━━ Provided records
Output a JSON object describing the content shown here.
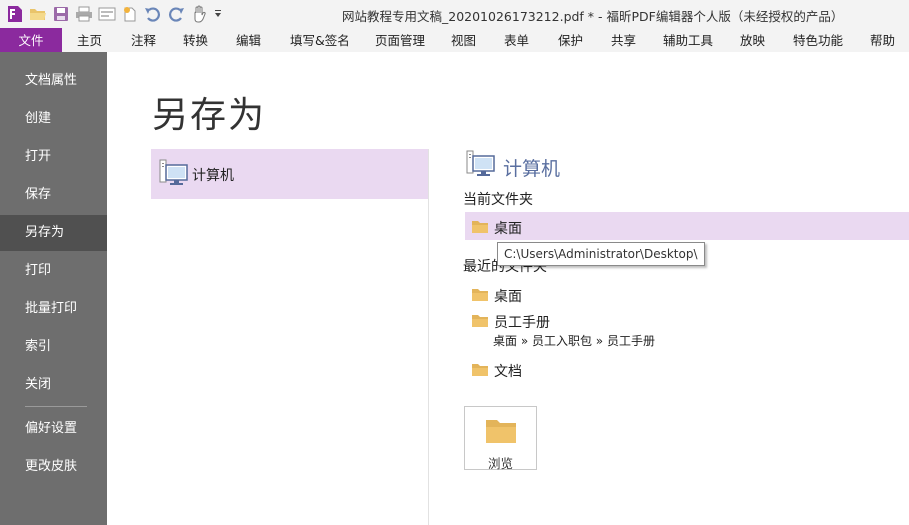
{
  "window": {
    "title": "网站教程专用文稿_20201026173212.pdf * - 福昕PDF编辑器个人版（未经授权的产品）"
  },
  "quick_access": {
    "icons": [
      "app-logo-icon",
      "open-folder-icon",
      "save-icon",
      "print-icon",
      "form-icon",
      "new-icon",
      "undo-icon",
      "redo-icon",
      "hand-tool-icon",
      "customize-dropdown-icon"
    ]
  },
  "menu": {
    "items": [
      "文件",
      "主页",
      "注释",
      "转换",
      "编辑",
      "填写&签名",
      "页面管理",
      "视图",
      "表单",
      "保护",
      "共享",
      "辅助工具",
      "放映",
      "特色功能",
      "帮助"
    ],
    "active": "文件"
  },
  "backstage_nav": {
    "items": [
      "文档属性",
      "创建",
      "打开",
      "保存",
      "另存为",
      "打印",
      "批量打印",
      "索引",
      "关闭",
      "偏好设置",
      "更改皮肤"
    ],
    "active": "另存为"
  },
  "page": {
    "title": "另存为"
  },
  "places": {
    "items": [
      {
        "label": "计算机",
        "icon": "computer-icon"
      }
    ]
  },
  "panel": {
    "title": "计算机",
    "current_folder_label": "当前文件夹",
    "current_folder": {
      "name": "桌面",
      "tooltip": "C:\\Users\\Administrator\\Desktop\\"
    },
    "recent_label": "最近的文件夹",
    "recent_folders": [
      {
        "name": "桌面"
      },
      {
        "name": "员工手册",
        "path": "桌面 » 员工入职包 » 员工手册"
      },
      {
        "name": "文档"
      }
    ],
    "browse_label": "浏览"
  },
  "colors": {
    "accent": "#8b2a9e",
    "selection": "#ead9f1",
    "nav_bg": "#6e6e6e",
    "nav_active": "#505050",
    "section_title": "#5a6fa0",
    "folder": "#f0c36a"
  }
}
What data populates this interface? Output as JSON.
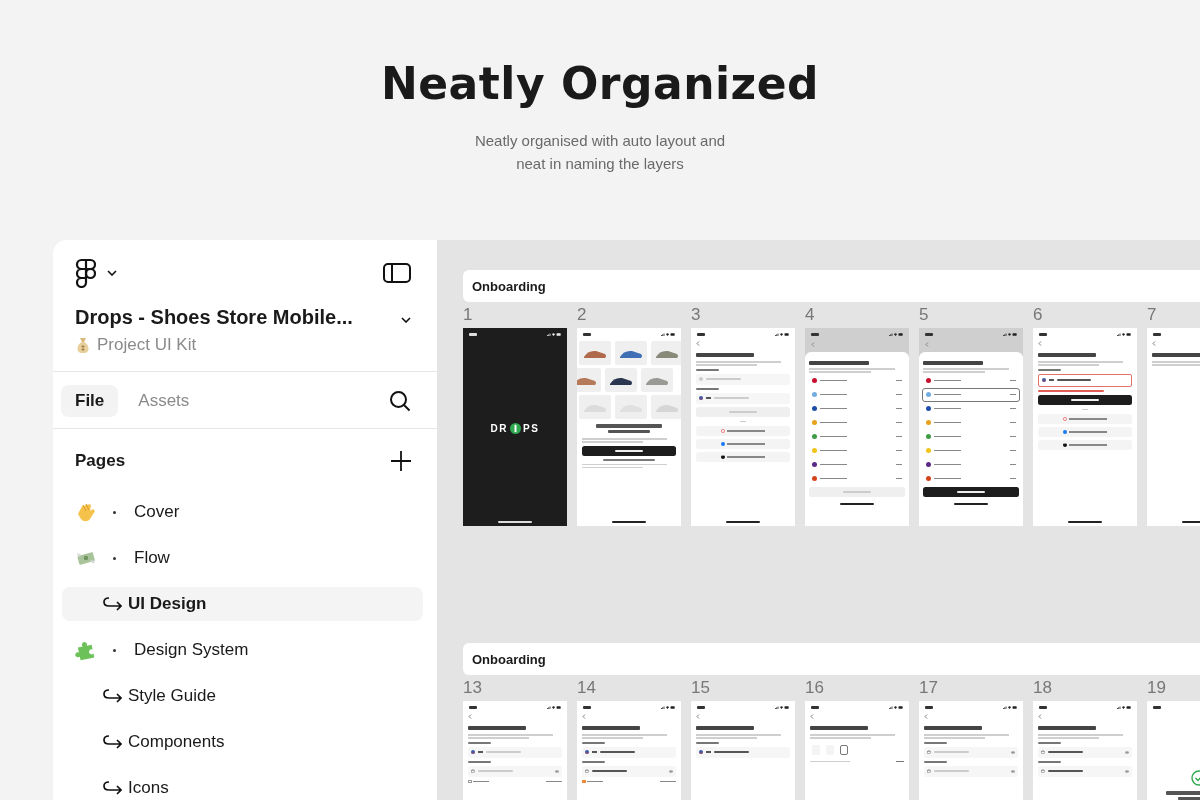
{
  "header": {
    "title": "Neatly Organized",
    "subtitle": "Neatly organised with auto layout and neat in naming the layers"
  },
  "sidebar": {
    "project": "Drops - Shoes Store Mobile...",
    "team": "Project UI Kit",
    "tabs": [
      {
        "label": "File",
        "selected": true
      },
      {
        "label": "Assets",
        "selected": false
      }
    ],
    "pages_title": "Pages",
    "pages": [
      {
        "label": "Cover",
        "selected": false
      },
      {
        "label": "Flow",
        "selected": false,
        "children": [
          {
            "label": "UI Design",
            "selected": true
          }
        ]
      },
      {
        "label": "Design System",
        "selected": false,
        "children": [
          {
            "label": "Style Guide",
            "selected": false
          },
          {
            "label": "Components",
            "selected": false
          },
          {
            "label": "Icons",
            "selected": false
          }
        ]
      }
    ]
  },
  "canvas": {
    "sections": [
      {
        "title": "Onboarding",
        "frames": [
          {
            "number": "1",
            "kind": "dark",
            "elements": [
              {
                "kind": "logo",
                "left": "DR",
                "right": "PS"
              }
            ]
          },
          {
            "number": "2",
            "kind": "light",
            "elements": [
              {
                "kind": "shoes"
              },
              {
                "kind": "title"
              },
              {
                "kind": "caption"
              },
              {
                "kind": "button",
                "disabled": false
              },
              {
                "kind": "link"
              },
              {
                "kind": "caption"
              }
            ]
          },
          {
            "number": "3",
            "kind": "light",
            "elements": [
              {
                "kind": "back"
              },
              {
                "kind": "heading"
              },
              {
                "kind": "caption"
              },
              {
                "kind": "label"
              },
              {
                "kind": "input",
                "prefix": false,
                "filled": false
              },
              {
                "kind": "label"
              },
              {
                "kind": "input",
                "prefix": true,
                "filled": false
              },
              {
                "kind": "button",
                "disabled": true
              },
              {
                "kind": "or"
              },
              {
                "kind": "social"
              },
              {
                "kind": "social"
              },
              {
                "kind": "social"
              }
            ]
          },
          {
            "number": "4",
            "kind": "sheet",
            "elements": [
              {
                "kind": "heading"
              },
              {
                "kind": "caption"
              },
              {
                "kind": "country",
                "color": "#c8102e",
                "selected": false
              },
              {
                "kind": "country",
                "color": "#74acdf",
                "selected": false
              },
              {
                "kind": "country",
                "color": "#1f4ea8",
                "selected": false
              },
              {
                "kind": "country",
                "color": "#e8a21b",
                "selected": false
              },
              {
                "kind": "country",
                "color": "#3f9c45",
                "selected": false
              },
              {
                "kind": "country",
                "color": "#f0c419",
                "selected": false
              },
              {
                "kind": "country",
                "color": "#5b2a86",
                "selected": false
              },
              {
                "kind": "country",
                "color": "#d4431a",
                "selected": false
              },
              {
                "kind": "button",
                "disabled": true
              }
            ]
          },
          {
            "number": "5",
            "kind": "sheet",
            "elements": [
              {
                "kind": "heading"
              },
              {
                "kind": "caption"
              },
              {
                "kind": "country",
                "color": "#c8102e",
                "selected": false
              },
              {
                "kind": "country",
                "color": "#74acdf",
                "selected": true
              },
              {
                "kind": "country",
                "color": "#1f4ea8",
                "selected": false
              },
              {
                "kind": "country",
                "color": "#e8a21b",
                "selected": false
              },
              {
                "kind": "country",
                "color": "#3f9c45",
                "selected": false
              },
              {
                "kind": "country",
                "color": "#f0c419",
                "selected": false
              },
              {
                "kind": "country",
                "color": "#5b2a86",
                "selected": false
              },
              {
                "kind": "country",
                "color": "#d4431a",
                "selected": false
              },
              {
                "kind": "button",
                "disabled": false
              }
            ]
          },
          {
            "number": "6",
            "kind": "light",
            "elements": [
              {
                "kind": "back"
              },
              {
                "kind": "heading"
              },
              {
                "kind": "caption"
              },
              {
                "kind": "label"
              },
              {
                "kind": "input",
                "prefix": true,
                "filled": true,
                "error": true
              },
              {
                "kind": "error"
              },
              {
                "kind": "button",
                "disabled": false
              },
              {
                "kind": "or"
              },
              {
                "kind": "social"
              },
              {
                "kind": "social"
              },
              {
                "kind": "social"
              }
            ]
          },
          {
            "number": "7",
            "kind": "light",
            "elements": [
              {
                "kind": "back"
              },
              {
                "kind": "heading"
              },
              {
                "kind": "caption"
              }
            ]
          }
        ]
      },
      {
        "title": "Onboarding",
        "frames": [
          {
            "number": "13",
            "kind": "light",
            "elements": [
              {
                "kind": "back"
              },
              {
                "kind": "heading"
              },
              {
                "kind": "caption"
              },
              {
                "kind": "label"
              },
              {
                "kind": "input",
                "prefix": true,
                "filled": false
              },
              {
                "kind": "label"
              },
              {
                "kind": "input",
                "secure": true,
                "filled": false
              },
              {
                "kind": "remember",
                "checked": false
              }
            ]
          },
          {
            "number": "14",
            "kind": "light",
            "elements": [
              {
                "kind": "back"
              },
              {
                "kind": "heading"
              },
              {
                "kind": "caption"
              },
              {
                "kind": "label"
              },
              {
                "kind": "input",
                "prefix": true,
                "filled": true
              },
              {
                "kind": "label"
              },
              {
                "kind": "input",
                "secure": true,
                "filled": true
              },
              {
                "kind": "remember",
                "checked": true
              }
            ]
          },
          {
            "number": "15",
            "kind": "light",
            "elements": [
              {
                "kind": "back"
              },
              {
                "kind": "heading"
              },
              {
                "kind": "caption"
              },
              {
                "kind": "label"
              },
              {
                "kind": "input",
                "prefix": true,
                "filled": true
              }
            ]
          },
          {
            "number": "16",
            "kind": "light",
            "elements": [
              {
                "kind": "back"
              },
              {
                "kind": "heading"
              },
              {
                "kind": "caption"
              },
              {
                "kind": "otp"
              },
              {
                "kind": "resend"
              }
            ]
          },
          {
            "number": "17",
            "kind": "light",
            "elements": [
              {
                "kind": "back"
              },
              {
                "kind": "heading"
              },
              {
                "kind": "caption"
              },
              {
                "kind": "label"
              },
              {
                "kind": "input",
                "secure": true,
                "filled": false
              },
              {
                "kind": "label"
              },
              {
                "kind": "input",
                "secure": true,
                "filled": false
              }
            ]
          },
          {
            "number": "18",
            "kind": "light",
            "elements": [
              {
                "kind": "back"
              },
              {
                "kind": "heading"
              },
              {
                "kind": "caption"
              },
              {
                "kind": "label"
              },
              {
                "kind": "input",
                "secure": true,
                "filled": true
              },
              {
                "kind": "label"
              },
              {
                "kind": "input",
                "secure": true,
                "filled": true
              }
            ]
          },
          {
            "number": "19",
            "kind": "light",
            "elements": [
              {
                "kind": "success"
              },
              {
                "kind": "title"
              }
            ]
          }
        ]
      }
    ]
  }
}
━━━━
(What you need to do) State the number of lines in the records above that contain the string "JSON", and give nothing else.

(Your solution) 2